Can I live here?
Well, the Cliff Lodge is a resort-hotel, but that of course would slightly increase the $20 budget price offered. Meanwhile, my hostess from Melbourne had presented me with a lovely crème robe and locker-key, and escorted me to the women’s changing room.
On route to the locker-room, the guest is enveloped by the magnificent scent fragrancing the hallway. Whatever essential oils, incense or room-spray was responsible, it is simply divine. I was already relaxing into the ambience, and, note, I hadn’t even removed my coat as of yet.
On the way to the dressing/locker-room, I passed the boutique/salon on the left. If you’ve forgotten your bathing suit, workout gear, or wish to enjoy a facial, manicure, or an array of other treatments, hang a left here. Suits, for either sex, ranged from $34-$42, and a half price basket offered workout tops for women at excellent prices.
I made my way into the dressing room – decorated in subtle grays and pinks, accented by quietly playing wind-instrument music – the kind that brings up images of being on a solo-trek through the desert at sunset. Looking for my locker number, I glanced outside the enormous windows, overlooking the skiers swishing down the slopes, lightly falling snow, and gusts of wind kicking up snow off the majestic mountain. Being on the inside felt particularly delicious right about now.
The locker-key hangs on a neon pink wristband, a bonus for the very relaxed mind, or simply for those of us who are key-keeper challenged.
My first stop: the jacuzzi. A no-brainer, obviously. Both the pool and the jacuzzi are located outdoors, one floor above the dressing rooms, on the roof, and the 100-meter trek (in my case through a bit of snow and windy gusts), made sinking in simply glorious. As I positioned my lower-back to receive the work of one of the therapeutic jets, I was invited to join the conversation of two other soakers who had come up early for beat-the-tourists-to-the-slopes skiing.
For the motivated, the heated pool is but a hop-skip-and-a jump from the jacuzzi. The pool’s cooler temperature is invigorating, and after a couple laps, the jacuzzi feels twice as nice.
Jacuzzi-pool-jacuzzi. Had it been limited to that 45 minute experience, I would have called it an unbelievable, worth-every-cent, adventure. And, wait! The views…if you’ve never experienced the Wasatch mountains at nose-tip, you’re in for a treat. And even if you have, if you weren’t soaking in a hot-tub, I recommend experiencing what can only be described as bliss.
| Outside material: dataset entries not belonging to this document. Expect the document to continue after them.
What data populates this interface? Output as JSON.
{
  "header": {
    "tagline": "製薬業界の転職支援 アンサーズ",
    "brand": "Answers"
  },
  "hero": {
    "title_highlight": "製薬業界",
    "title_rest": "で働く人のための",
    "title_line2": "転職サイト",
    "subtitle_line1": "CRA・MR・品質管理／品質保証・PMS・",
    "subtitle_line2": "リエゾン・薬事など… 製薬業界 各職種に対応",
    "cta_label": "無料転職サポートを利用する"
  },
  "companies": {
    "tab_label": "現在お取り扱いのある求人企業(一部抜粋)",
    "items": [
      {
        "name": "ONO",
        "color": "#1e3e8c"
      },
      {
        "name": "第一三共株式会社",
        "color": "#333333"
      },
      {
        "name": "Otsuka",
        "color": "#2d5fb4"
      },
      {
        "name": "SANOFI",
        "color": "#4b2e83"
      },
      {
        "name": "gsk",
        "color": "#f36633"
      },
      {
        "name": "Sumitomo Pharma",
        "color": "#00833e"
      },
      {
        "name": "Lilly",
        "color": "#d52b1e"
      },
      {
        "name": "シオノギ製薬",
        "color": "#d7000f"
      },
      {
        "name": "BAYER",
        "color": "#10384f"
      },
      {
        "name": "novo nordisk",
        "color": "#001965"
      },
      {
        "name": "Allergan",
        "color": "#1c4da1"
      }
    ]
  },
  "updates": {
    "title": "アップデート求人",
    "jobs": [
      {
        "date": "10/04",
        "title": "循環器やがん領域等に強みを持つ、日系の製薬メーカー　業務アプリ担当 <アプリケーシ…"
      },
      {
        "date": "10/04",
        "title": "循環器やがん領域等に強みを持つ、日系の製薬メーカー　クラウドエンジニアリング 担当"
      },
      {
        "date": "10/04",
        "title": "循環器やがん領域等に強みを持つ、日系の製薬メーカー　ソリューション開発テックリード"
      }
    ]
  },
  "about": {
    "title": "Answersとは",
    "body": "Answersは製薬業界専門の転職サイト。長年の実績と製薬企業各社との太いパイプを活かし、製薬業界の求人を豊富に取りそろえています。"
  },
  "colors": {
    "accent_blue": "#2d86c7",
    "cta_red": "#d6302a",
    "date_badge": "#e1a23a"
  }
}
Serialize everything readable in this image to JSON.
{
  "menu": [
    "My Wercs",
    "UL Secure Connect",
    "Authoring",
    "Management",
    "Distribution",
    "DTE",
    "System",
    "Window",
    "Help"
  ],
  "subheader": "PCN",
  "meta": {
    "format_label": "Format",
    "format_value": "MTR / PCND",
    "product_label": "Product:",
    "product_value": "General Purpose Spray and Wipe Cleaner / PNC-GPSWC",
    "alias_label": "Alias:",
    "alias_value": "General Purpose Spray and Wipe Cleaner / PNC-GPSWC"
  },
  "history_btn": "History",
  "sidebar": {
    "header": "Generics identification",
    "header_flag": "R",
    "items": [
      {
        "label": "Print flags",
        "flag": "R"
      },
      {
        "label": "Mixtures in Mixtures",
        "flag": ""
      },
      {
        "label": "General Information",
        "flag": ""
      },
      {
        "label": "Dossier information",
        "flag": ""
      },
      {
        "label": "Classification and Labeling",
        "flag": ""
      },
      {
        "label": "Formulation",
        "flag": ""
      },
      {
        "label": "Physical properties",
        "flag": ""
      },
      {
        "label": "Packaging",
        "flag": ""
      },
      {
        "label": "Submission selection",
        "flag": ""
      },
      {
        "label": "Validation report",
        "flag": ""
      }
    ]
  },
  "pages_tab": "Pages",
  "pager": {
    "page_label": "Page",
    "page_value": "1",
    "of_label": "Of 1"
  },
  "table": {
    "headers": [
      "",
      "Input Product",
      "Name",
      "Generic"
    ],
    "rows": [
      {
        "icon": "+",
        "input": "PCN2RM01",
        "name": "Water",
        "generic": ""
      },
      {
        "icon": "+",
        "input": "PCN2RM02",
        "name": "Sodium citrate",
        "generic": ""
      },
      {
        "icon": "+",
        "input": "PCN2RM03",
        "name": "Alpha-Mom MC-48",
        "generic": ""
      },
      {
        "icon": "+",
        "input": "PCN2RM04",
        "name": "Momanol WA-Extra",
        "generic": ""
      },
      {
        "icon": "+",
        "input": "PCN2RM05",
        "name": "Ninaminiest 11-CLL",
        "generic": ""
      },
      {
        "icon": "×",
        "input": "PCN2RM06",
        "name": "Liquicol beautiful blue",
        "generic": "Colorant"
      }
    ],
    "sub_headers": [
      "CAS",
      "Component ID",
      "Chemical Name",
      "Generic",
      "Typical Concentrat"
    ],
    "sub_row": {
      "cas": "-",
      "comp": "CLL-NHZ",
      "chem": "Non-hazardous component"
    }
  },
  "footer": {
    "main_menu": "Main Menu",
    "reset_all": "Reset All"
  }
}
But wait…there’s more!
I grabbed my robe from one of the pegs conveniently located near the jacuzzi and made my way across the pool-deck, back inside. The dry sauna is located in the dressing rooms. Like most of the spa, the sauna also gives way to a view of the towering Wasatch mountains.
Unlike the slopes, the spa was nearly empty of guests, and, since I had the sauna to myself, I stretched out to enjoy maximum warmth and space. There’s something very purifying about dry-sauna. And the smell of the hot stones and wood is so rich. I stayed in for fifteen or so minutes, before a strong craving for water overcame me. Water fountains and dispensers are conveniently located throughout the spa. I thought I would relax in the solarium (views, once again, to the skiers and mountains), to re-hydrate and read my book. Gazing out the windows at the gray skies all around, I felt, once again, terribly lucky to be enjoying Snowbird a-la-indoors.
Next stop: the steam-sauna.
The steam sauna, a much more intense heat than the dry, was simply stunning. Whether it was the eucalyptus potently present in the steam, or the humidifying effect on dried out Salt Lake winter skin, I felt the finale to my day spa experience was truly magnificent.
Skiers Bargain: Buy your lift-tickets where the locals do: Smith’s Grocery Stores in Salt Lake offer lift tickets at discount prices. Stop by on your way up to the mountain, and $ave. Phone: 888-876-4847
Deb Miller can be reached via her websites traveljewish.com. and lingosite.com.